- J. Z. Nowak, E. Zurawska, and J. Zawilska . 1989. Melatonin and its generating system in vertebrate retina: Circadian rhythm, effrect of environmental lighting and interaction with dopamine. Neurochem Int 14:397–406. Google Scholar
- S. F. Pang, S. Y. W. Shiu, and S. F. Tse . 1985. Effect of photic manipulation on the level of melatonin in the retinas of frogs (Rana tigrina regulosa). Gen Comp Endocrinol 58:464–470. Google Scholar
- W. B. Quay 1965. Retinal and pineal hydroxyindole-O- methyltransferase activity in vertebrates. Life Sci 4:983–991. Google Scholar
- G. Tosini and M. Menaker . 1996. Circadian rhythms in cultured mammalian retina. Science 272:419–421. Google Scholar
- H. Underwood, S. Binkley, T. Siopes, and K. Mosher . 1984. Melatonin rhythm in the eyes, pineal bodies, and blood of Japanese quail (Coturnix coturnix japonica). Gen Comp Endocrinol 56:70–81. Google Scholar
- H. Underwood and B. D. Goldman . 1987. Vertebrate circadian and photoperiodic systems: role of the pineal gland and melatonin. J Biol Rhythms 2:279–315. Google Scholar
- A. F. Wiechmann 1986. Melatonin: Parallels in pineal gland and retina. Exp Eye Res 42:507–527. Google Scholar

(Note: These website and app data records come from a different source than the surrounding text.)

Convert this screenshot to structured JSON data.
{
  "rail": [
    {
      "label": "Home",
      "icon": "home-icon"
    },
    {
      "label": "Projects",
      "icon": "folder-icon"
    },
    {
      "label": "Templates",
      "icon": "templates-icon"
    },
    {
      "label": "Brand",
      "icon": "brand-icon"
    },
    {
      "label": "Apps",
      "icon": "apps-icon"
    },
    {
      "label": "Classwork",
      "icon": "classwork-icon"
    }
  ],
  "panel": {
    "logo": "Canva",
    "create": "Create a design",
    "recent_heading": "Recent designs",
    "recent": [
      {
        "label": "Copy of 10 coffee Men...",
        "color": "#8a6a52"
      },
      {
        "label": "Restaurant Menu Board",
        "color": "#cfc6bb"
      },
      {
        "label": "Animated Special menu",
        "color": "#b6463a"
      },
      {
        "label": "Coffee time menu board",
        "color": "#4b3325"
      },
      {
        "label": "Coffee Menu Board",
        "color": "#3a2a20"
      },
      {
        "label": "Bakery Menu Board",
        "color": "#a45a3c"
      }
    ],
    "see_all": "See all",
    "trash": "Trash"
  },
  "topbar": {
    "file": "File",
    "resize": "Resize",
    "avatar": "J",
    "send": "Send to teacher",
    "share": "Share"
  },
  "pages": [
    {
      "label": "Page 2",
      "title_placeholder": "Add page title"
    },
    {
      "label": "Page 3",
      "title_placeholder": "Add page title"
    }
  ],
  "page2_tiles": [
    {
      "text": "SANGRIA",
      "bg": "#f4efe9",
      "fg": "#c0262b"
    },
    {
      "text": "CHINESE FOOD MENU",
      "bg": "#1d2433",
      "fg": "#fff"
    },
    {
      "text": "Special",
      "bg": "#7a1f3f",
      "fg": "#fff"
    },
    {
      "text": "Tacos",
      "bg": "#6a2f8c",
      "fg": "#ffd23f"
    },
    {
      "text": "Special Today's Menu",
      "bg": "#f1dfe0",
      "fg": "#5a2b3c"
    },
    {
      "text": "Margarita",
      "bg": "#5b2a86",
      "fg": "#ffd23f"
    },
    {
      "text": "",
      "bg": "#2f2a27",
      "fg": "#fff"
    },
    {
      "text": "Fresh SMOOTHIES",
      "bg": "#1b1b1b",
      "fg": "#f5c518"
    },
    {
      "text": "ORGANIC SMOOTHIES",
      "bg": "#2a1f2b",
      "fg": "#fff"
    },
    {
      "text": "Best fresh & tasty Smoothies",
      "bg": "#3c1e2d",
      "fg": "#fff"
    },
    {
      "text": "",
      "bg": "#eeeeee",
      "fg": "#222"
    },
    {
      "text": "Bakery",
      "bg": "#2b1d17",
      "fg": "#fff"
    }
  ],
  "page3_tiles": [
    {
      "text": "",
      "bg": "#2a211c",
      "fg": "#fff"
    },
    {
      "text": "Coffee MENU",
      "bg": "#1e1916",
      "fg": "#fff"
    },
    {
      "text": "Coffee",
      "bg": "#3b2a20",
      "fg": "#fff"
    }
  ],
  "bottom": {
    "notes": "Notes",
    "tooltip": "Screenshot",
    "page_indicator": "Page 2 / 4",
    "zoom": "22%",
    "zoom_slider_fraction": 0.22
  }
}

- A. F. Wiechmann, D. Bok, and J. Horwitz . 1986. Melatonin-binding in the frog retina: autoradiographic and biochemical analysis. Invest Ophthalmol Vis Sci 27:153–163. Google Scholar
- A. F. Wiechmann and J. G. Hollyfield . 1988. HIOMT-like immunoreactivity in the vertebrate retina: A species comparison. Exp Eye Res 49:1079–1095. Google Scholar
- A. F. Wiechmann, X. L. Yang, S. M. Wu, and J. G. Hollyfield . 1988. Melatonin enhances horizontal cell sensitivity in salamander retina. Brain Res 453:377–380. Google Scholar
- H. S. Yu and R. J. Reiter . 1993. Melatonin. Biosynthesis, physiological effects and clinical application. CRC Press. Boca Raton, Florida. pp. 550. Google Scholar
- A. Zachmann, M. A. Ali, and J. Falcón . 1992a. Melatonin and its effects in fishes: An over view. In “Rhythms in Fishes”. Ed by M. A. Ali , editor. NATO ASI Series A: Life Sciences. Vol 236:pp. 149–163.Plenum Press. New York. Google Scholar
- A. Zachmann, S. C. M. Knijff, M. A. Ali, and M. Anctil . 1992b. Effects of photoperiod and different intensities of light exposure on melatonin levels in the blood, pineal organ and retina of the brook trout (Salvelinus fontinalis Mitchill). Can J Zool 70:25–29. Google Scholar